■ **The problem**
In your reply, repeat every entry exactly and skip over each picture.

[Website and app data records]
====================
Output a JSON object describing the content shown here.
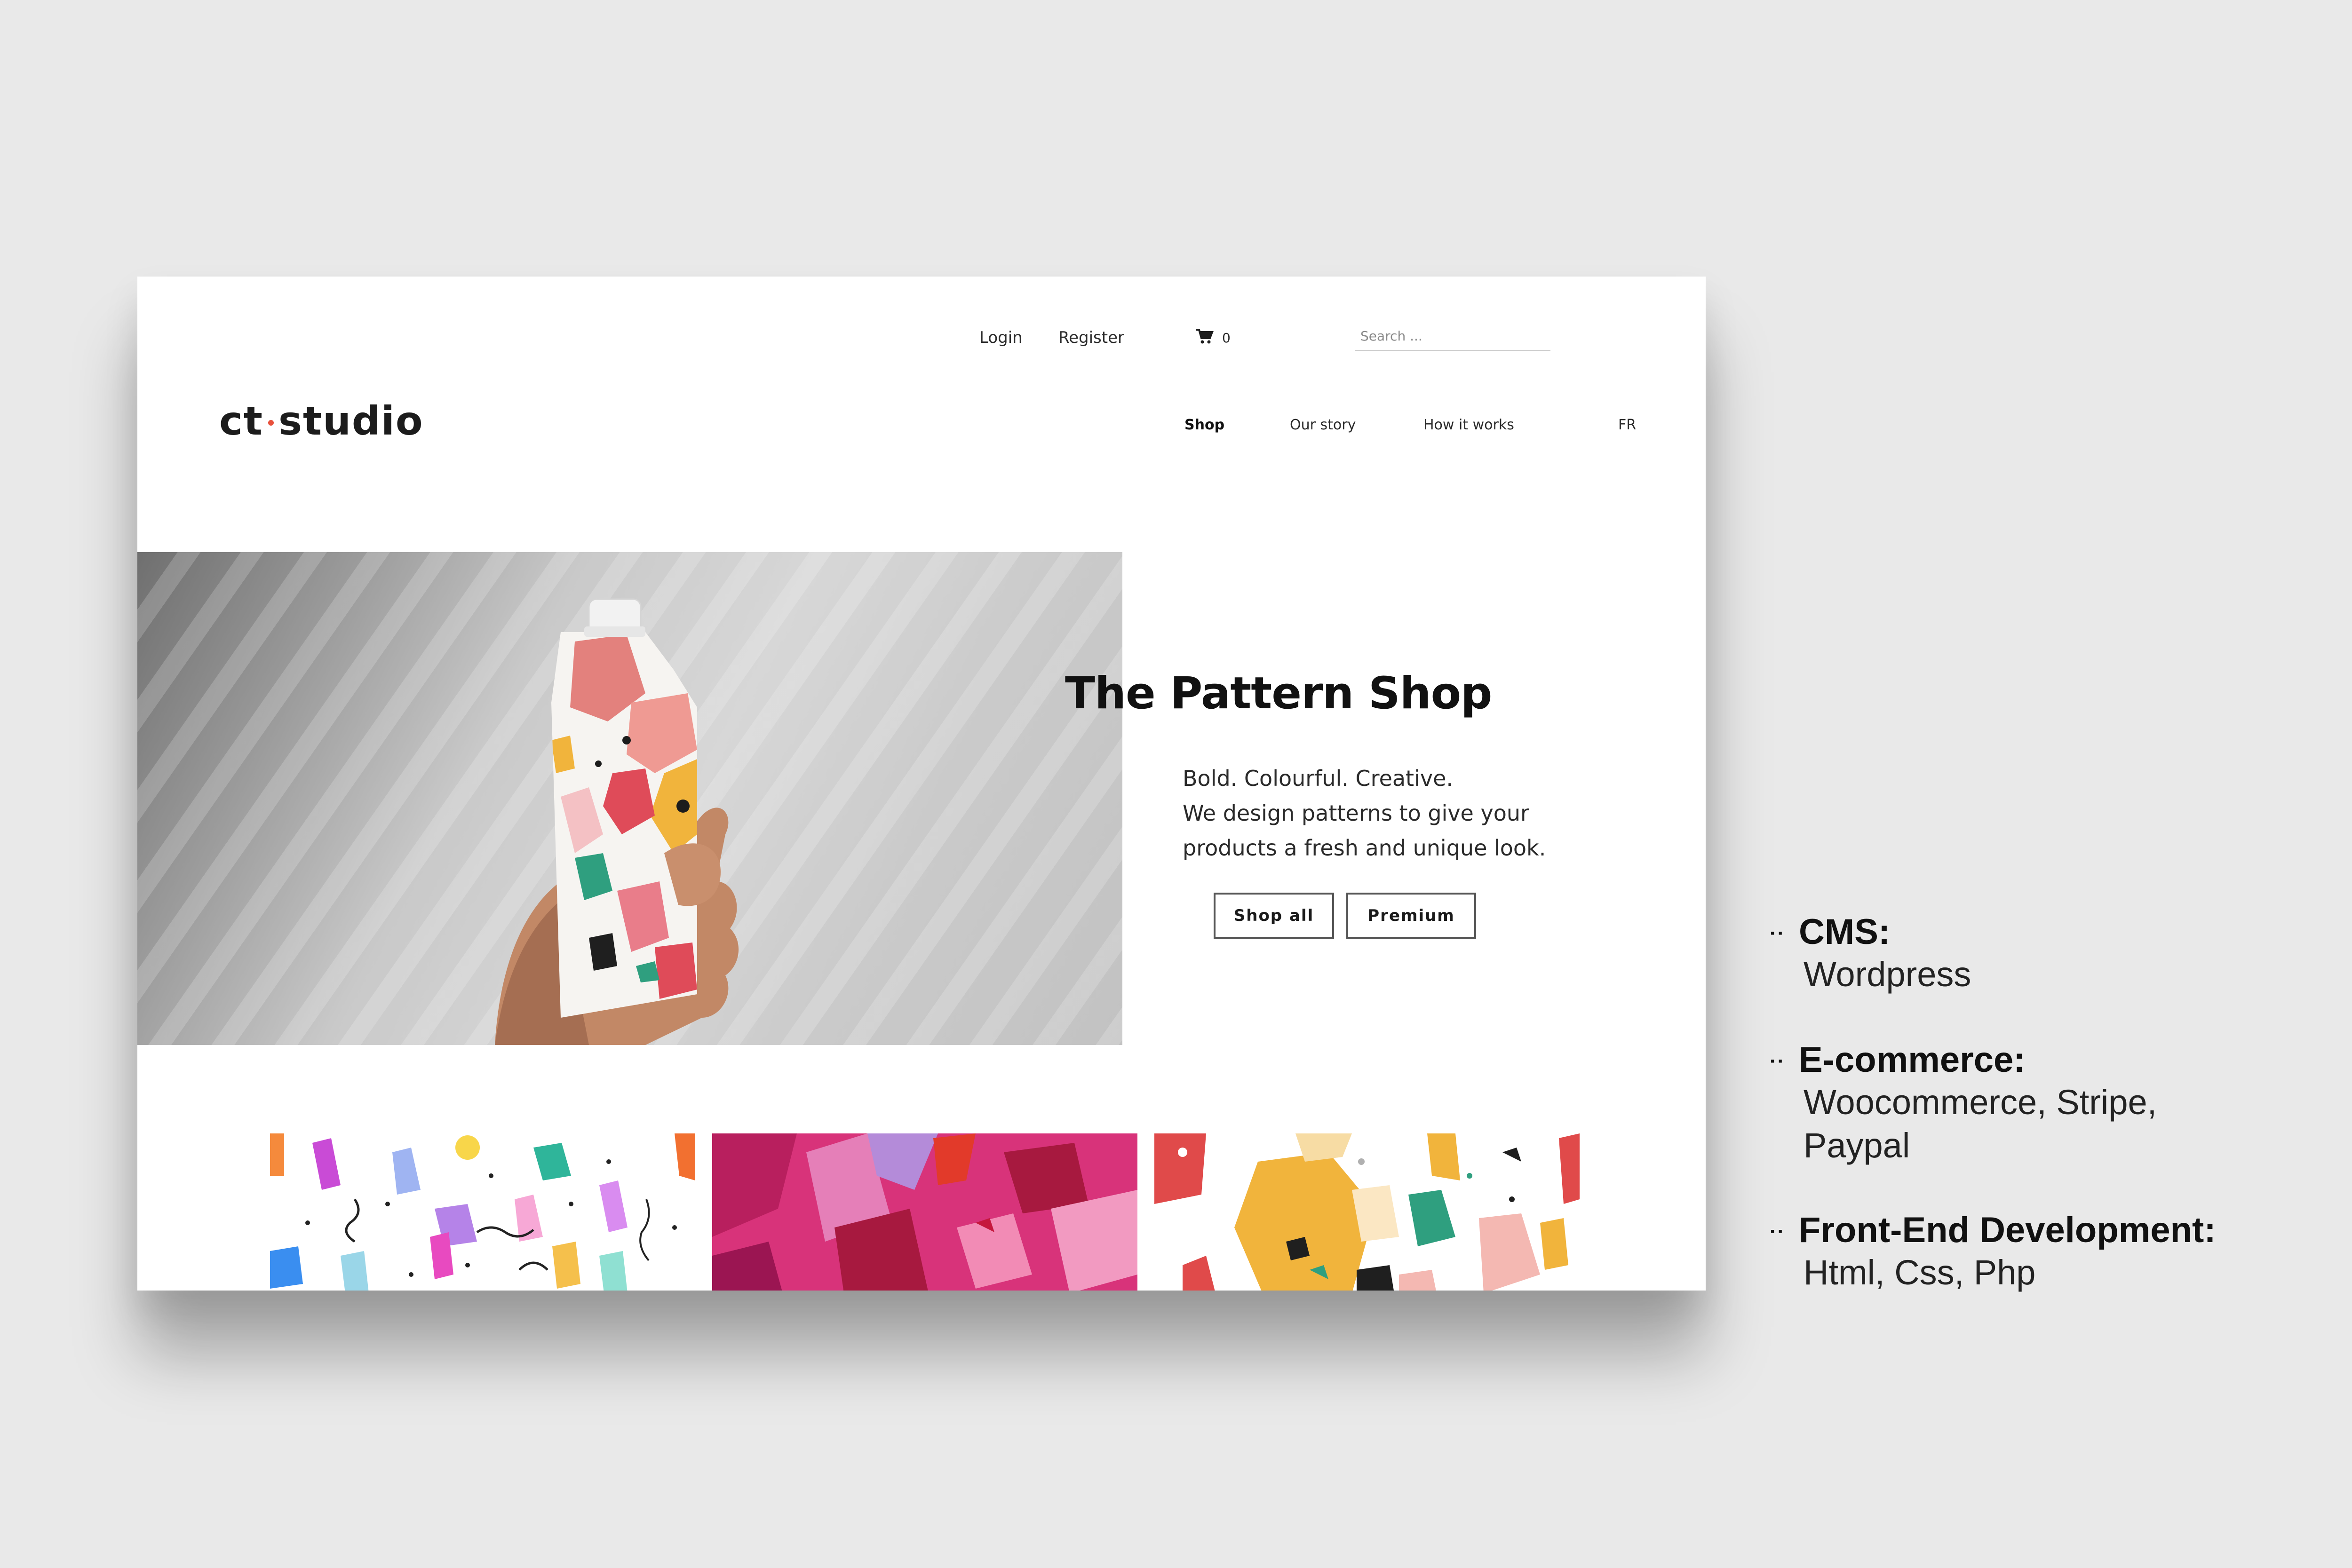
{
  "header": {
    "login_label": "Login",
    "register_label": "Register",
    "cart_count": "0",
    "search_placeholder": "Search ...",
    "logo_left": "ct",
    "logo_right": "studio",
    "nav": [
      {
        "label": "Shop",
        "active": true
      },
      {
        "label": "Our story",
        "active": false
      },
      {
        "label": "How it works",
        "active": false
      }
    ],
    "language": "FR"
  },
  "hero": {
    "title": "The Pattern Shop",
    "lines": [
      "Bold. Colourful. Creative.",
      "We design patterns to give your",
      "products a fresh and unique look."
    ],
    "primary_button": "Shop all",
    "secondary_button": "Premium"
  },
  "tech_list": [
    {
      "heading": "CMS:",
      "lines": [
        "Wordpress"
      ]
    },
    {
      "heading": "E-commerce:",
      "lines": [
        "Woocommerce, Stripe,",
        "Paypal"
      ]
    },
    {
      "heading": "Front-End Development:",
      "lines": [
        "Html, Css, Php"
      ]
    }
  ],
  "icons": {
    "cart": "cart-icon",
    "bullet": "double-dot-bullet-icon"
  },
  "colors": {
    "accent": "#e8513c",
    "pink": "#d8337a",
    "yellow": "#f1b43c"
  }
}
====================
■ **Written solution**
Output a JSON object describing the content shown here.
{
  "header": {
    "login_label": "Login",
    "register_label": "Register",
    "cart_count": "0",
    "search_placeholder": "Search ...",
    "logo_left": "ct",
    "logo_right": "studio",
    "nav": [
      {
        "label": "Shop",
        "active": true
      },
      {
        "label": "Our story",
        "active": false
      },
      {
        "label": "How it works",
        "active": false
      }
    ],
    "language": "FR"
  },
  "hero": {
    "title": "The Pattern Shop",
    "lines": [
      "Bold. Colourful. Creative.",
      "We design patterns to give your",
      "products a fresh and unique look."
    ],
    "primary_button": "Shop all",
    "secondary_button": "Premium"
  },
  "tech_list": [
    {
      "heading": "CMS:",
      "lines": [
        "Wordpress"
      ]
    },
    {
      "heading": "E-commerce:",
      "lines": [
        "Woocommerce, Stripe,",
        "Paypal"
      ]
    },
    {
      "heading": "Front-End Development:",
      "lines": [
        "Html, Css, Php"
      ]
    }
  ],
  "icons": {
    "cart": "cart-icon",
    "bullet": "double-dot-bullet-icon"
  },
  "colors": {
    "accent": "#e8513c",
    "pink": "#d8337a",
    "yellow": "#f1b43c"
  }
}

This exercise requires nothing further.